First, a classic mother-in-law joke: “A man, his wife, and his mother-in-law went on vacation to the Holy Land. While they were there, the mother-in-law passed away. The undertaker told them, ‘You can have her shipped home for £5,000, or you can bury her here in the Holy Land for £150.’ The man thought about it and told him he would just have her shipped home. The undertaker asked, ‘Why would you spend £5,000 to ship your mother-in-law home, when it would be wonderful to have her buried here and spend only £150?’ The man replied, ‘A man died here 2,000 years ago, was buried here, and three days later he rose from the dead. I just can’t take that chance.'” (http://abt.cm/1HmH1Ff)
An avoidance relationship is the “institutionalized, formal avoidance of one individual by another”:

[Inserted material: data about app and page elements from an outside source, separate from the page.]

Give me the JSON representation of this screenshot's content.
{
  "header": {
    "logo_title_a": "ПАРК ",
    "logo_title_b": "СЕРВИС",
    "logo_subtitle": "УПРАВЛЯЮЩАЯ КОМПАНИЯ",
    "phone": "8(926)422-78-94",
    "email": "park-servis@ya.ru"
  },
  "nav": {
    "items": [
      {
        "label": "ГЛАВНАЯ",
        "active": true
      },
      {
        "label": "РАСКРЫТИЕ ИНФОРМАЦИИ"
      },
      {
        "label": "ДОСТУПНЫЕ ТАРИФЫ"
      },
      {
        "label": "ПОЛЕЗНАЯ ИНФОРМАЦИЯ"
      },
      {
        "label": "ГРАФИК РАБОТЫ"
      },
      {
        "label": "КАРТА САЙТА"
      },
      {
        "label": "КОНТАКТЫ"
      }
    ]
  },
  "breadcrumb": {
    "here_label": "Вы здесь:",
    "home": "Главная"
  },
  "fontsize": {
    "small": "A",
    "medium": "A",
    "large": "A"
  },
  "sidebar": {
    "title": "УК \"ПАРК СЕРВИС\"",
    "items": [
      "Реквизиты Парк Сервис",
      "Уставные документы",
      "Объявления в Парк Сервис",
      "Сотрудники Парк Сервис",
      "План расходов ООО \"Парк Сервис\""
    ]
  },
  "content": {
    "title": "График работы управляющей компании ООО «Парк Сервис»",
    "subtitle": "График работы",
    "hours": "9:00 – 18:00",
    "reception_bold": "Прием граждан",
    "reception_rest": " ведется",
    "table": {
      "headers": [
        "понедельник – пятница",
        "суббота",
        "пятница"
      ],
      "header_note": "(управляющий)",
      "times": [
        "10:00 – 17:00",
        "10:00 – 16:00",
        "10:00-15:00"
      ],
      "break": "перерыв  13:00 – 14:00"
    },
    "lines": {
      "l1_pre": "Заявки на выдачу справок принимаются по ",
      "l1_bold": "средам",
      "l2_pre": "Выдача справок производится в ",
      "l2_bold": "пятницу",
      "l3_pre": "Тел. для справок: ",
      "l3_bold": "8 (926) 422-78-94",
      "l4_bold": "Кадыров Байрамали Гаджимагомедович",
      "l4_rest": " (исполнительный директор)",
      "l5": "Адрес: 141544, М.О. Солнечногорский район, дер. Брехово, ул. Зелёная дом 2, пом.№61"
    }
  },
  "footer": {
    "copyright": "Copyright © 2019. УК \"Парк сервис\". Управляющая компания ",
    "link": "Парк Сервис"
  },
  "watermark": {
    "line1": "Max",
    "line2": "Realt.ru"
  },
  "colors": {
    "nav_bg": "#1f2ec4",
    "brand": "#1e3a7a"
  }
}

A classic example—and one found in numerous and diverse societies—is the mutual avoidance of a mother-in-law and her sons-in-law. In some societies the ideal traditional marriage might join a bride with a groom who is 10–15 years her senior—and often much older than that. In such situations, mothers-in-law and sons-in-law are likely to be of approximately the same age and therefore to be potential (if illicit) sexual partners. The avoidance relationship circumvents such liaisons, at least notionally, by proscribing contact between these individuals. Similar patterns of avoidance have been noted in brother-sister, father-daughter, and father-in-law–daughter-in-law relations.
I thought it was interesting that centuries-old mother-in-law jokes and stories have an anthropological basis. (Also, why does EB list a father/daughter avoidance relationship but no mother/son one?)
The EB continues: “Many (but not all) cultures that have avoidance relationships also have institutionalized joking relationships, a complementary practice in which specific relatives may tease one another or even engage in ribald exchanges.” I have always found it interesting to observe the use of humor in my own family. Our use of humor is usually a form of aggression, though, and I wonder what anthropologists and psychologists would say about that. (How do your friends and relatives use humor? Comment below.)